In a recent post, I talked about how some income-seeking investors are using the strategy of investing in multiple asset classes in order to find yield. As an example, I referred to the iShares Multi-Asset Income ETF (IYLD), which seeks to deliver yield and balance risk through diversified asset allocation.
In order to reach its goals, IYLD invests in some lower-yielding asset classes that may seem a little out of place for a fund that has the word “income” in the title. For example, it has about a 15% allocation to the iShares 20+ Year Treasury Bond ETF (TLT) - currently yielding a rather unimpressive 2.8% . Which begs the question: Why would a yield-oriented ETF invest in asset classes that aren’t yielding very much? The answer, in a word, is diversification. TLT’s role in the portfolio is not to add income but rather to help decrease risk and to assist in providing relative stability to the fund’s performance.
Take a look at the chart below, which shows the hypothetical 5-year growth of $100 invested three different ways: the iShares 20+ Year Treasury Bond ETF (TLT), the iShares Select Dividend ETF (DVY - another one of IYLD’s holdings), and a hypothetical portfolio consisting of 50% in each (rebalanced monthly).

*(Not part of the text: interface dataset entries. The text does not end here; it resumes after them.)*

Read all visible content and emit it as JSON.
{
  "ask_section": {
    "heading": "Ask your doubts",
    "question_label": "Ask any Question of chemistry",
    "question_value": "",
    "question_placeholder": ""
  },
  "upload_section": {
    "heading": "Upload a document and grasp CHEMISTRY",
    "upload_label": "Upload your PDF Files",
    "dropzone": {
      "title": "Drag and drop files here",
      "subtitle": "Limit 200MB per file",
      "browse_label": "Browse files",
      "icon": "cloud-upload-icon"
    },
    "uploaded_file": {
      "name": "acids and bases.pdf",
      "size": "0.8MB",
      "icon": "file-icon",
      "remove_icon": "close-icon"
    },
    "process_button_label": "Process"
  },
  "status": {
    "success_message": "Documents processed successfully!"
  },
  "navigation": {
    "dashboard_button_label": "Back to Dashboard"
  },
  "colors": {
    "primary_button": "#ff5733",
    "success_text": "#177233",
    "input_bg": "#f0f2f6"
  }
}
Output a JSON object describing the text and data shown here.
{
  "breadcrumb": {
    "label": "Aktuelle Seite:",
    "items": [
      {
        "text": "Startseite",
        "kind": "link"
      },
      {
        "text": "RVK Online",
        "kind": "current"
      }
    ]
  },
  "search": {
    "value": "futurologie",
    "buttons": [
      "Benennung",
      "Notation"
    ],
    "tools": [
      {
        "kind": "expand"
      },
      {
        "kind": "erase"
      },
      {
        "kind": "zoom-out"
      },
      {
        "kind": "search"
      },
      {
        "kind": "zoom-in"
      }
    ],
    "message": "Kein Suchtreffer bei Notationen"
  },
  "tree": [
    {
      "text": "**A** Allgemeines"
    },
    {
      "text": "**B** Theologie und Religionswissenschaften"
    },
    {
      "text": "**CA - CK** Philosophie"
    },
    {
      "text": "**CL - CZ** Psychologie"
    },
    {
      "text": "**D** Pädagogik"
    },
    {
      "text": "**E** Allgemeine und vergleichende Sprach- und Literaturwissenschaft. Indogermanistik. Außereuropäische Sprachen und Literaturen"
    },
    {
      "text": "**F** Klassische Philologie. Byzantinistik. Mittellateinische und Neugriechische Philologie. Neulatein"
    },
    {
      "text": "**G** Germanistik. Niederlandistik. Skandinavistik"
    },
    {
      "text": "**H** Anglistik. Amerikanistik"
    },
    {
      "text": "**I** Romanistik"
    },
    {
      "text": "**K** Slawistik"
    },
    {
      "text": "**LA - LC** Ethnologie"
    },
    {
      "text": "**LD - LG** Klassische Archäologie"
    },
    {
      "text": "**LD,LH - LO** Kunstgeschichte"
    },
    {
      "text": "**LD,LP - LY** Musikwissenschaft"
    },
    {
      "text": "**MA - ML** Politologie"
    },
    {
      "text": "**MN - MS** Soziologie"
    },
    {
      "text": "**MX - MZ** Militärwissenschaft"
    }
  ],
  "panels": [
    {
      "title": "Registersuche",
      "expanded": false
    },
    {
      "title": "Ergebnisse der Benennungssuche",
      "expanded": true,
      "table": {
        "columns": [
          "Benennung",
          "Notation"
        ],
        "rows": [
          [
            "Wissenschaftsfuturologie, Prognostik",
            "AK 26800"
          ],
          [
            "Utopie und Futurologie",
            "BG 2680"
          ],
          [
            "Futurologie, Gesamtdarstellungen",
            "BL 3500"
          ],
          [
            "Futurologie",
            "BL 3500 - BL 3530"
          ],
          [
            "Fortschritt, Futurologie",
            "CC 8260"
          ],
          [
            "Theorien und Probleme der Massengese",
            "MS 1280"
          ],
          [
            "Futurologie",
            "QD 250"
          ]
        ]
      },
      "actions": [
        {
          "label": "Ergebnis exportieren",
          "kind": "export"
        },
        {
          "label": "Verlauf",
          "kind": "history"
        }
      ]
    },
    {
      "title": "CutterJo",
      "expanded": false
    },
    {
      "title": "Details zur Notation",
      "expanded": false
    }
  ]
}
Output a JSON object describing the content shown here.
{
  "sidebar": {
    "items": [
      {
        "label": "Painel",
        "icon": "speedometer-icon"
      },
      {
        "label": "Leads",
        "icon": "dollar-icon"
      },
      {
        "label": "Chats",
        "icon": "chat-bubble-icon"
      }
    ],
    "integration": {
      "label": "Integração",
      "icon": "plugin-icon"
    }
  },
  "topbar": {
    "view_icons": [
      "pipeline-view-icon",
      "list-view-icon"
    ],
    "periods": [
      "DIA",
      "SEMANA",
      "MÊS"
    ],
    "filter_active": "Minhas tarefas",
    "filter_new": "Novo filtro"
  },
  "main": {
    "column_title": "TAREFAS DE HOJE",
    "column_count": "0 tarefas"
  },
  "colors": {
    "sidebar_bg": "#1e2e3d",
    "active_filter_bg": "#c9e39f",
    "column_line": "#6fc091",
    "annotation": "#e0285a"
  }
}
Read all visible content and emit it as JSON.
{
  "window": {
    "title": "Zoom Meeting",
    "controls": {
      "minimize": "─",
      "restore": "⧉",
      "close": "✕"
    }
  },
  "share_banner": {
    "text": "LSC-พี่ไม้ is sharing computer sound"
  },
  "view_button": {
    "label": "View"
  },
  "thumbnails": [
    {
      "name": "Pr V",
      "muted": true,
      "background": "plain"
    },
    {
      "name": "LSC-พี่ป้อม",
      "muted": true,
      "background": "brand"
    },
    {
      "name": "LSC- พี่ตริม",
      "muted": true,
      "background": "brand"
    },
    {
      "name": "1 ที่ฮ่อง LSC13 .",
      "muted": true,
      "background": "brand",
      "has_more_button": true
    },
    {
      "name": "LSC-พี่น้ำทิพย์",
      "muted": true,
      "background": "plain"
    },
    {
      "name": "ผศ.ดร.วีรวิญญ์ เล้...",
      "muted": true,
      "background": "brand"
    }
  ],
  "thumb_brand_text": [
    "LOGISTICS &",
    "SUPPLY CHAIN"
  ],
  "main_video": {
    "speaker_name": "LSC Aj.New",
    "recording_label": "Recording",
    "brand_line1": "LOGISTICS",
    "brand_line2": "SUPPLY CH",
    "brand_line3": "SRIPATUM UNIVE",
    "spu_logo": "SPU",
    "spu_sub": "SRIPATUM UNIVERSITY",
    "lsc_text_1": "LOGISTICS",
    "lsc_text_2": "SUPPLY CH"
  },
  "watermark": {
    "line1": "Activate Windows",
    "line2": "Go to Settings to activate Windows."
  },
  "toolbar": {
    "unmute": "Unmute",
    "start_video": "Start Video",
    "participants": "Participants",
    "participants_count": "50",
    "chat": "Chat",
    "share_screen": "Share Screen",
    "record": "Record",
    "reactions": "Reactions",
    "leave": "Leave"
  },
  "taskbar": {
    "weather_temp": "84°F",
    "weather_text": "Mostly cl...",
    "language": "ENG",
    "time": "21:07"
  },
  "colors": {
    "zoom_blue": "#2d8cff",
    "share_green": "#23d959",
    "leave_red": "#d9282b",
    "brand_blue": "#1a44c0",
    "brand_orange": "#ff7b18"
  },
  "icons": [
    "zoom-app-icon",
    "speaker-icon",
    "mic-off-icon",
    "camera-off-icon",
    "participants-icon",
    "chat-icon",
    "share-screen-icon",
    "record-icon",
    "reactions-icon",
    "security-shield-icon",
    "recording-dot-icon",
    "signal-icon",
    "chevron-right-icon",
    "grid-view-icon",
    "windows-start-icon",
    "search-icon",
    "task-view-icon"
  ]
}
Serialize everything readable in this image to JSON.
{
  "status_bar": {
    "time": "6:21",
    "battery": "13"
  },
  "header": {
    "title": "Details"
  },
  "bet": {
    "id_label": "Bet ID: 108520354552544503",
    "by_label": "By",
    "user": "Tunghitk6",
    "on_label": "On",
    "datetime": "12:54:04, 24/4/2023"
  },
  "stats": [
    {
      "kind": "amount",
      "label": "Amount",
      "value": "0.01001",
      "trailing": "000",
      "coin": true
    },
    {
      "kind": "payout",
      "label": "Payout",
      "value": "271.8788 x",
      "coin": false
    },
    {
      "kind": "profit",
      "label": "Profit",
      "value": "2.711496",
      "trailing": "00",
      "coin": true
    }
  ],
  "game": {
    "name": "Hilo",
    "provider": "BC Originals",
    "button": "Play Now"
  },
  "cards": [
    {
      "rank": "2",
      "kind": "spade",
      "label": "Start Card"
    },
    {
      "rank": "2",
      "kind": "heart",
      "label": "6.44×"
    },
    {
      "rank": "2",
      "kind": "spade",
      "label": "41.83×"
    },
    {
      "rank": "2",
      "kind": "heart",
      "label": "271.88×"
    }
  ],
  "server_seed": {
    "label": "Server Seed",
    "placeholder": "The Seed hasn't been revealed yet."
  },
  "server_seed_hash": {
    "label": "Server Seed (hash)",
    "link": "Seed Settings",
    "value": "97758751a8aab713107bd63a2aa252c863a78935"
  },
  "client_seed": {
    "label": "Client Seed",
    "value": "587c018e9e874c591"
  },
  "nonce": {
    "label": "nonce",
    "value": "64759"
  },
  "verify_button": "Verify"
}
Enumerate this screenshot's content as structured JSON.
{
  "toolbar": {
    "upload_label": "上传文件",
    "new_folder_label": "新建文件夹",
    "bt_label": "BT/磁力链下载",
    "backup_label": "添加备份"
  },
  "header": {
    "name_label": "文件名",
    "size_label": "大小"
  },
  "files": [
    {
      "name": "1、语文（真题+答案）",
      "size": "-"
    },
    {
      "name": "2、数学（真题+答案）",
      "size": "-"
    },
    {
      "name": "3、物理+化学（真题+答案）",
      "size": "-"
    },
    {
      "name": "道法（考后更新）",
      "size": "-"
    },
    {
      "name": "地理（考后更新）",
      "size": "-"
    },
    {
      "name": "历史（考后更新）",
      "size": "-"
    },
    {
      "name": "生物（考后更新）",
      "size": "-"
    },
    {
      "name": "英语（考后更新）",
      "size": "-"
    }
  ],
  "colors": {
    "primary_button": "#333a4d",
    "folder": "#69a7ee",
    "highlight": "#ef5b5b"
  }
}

So what does this tell us? First, you can see that TLT and DVY tend to move inversely, which is a good sign in terms of diversification. When the assets in a portfolio don’t move in synch, the volatility of the portfolio is reduced. This is why a diversified portfolio usually experiences less risk than the weighted average risk of its constituents - and often less risk than its least risky constituent. Let’s see if that’s the case with this example:
As you can see, the 50/50 portfolio returned almost as much as TLT did, but with less risk in the form of a lower standard deviation and a higher Sharpe ratio (the greater a portfolio’s Sharpe Ratio, the higher its risk-adjusted returns have been). Note that the 50/50 portfolio return is hypothetical and does not reflect an actual portfolio or investment. (Returns do not reflect any management fees, transaction costs or expenses. Past performance does not guarantee future results.)
If managing risk is one of your investment goals, as it is for IYLD, then diversification is a practice you’ll want to get acquainted with.
 Distribution yield as of 6/20/2013. The distribution yield represents the annual yield an investor would receive if the most recent fund distribution stayed the same going forward. The yield represents a single distribution from the fund and does not represent the total return of the fund. The yield is calculated by annualizing the most recent distribution and dividing by the fund NAV from the as-of date. This information must be accompanied by a current prospectus, which can be obtained by clicking HERE.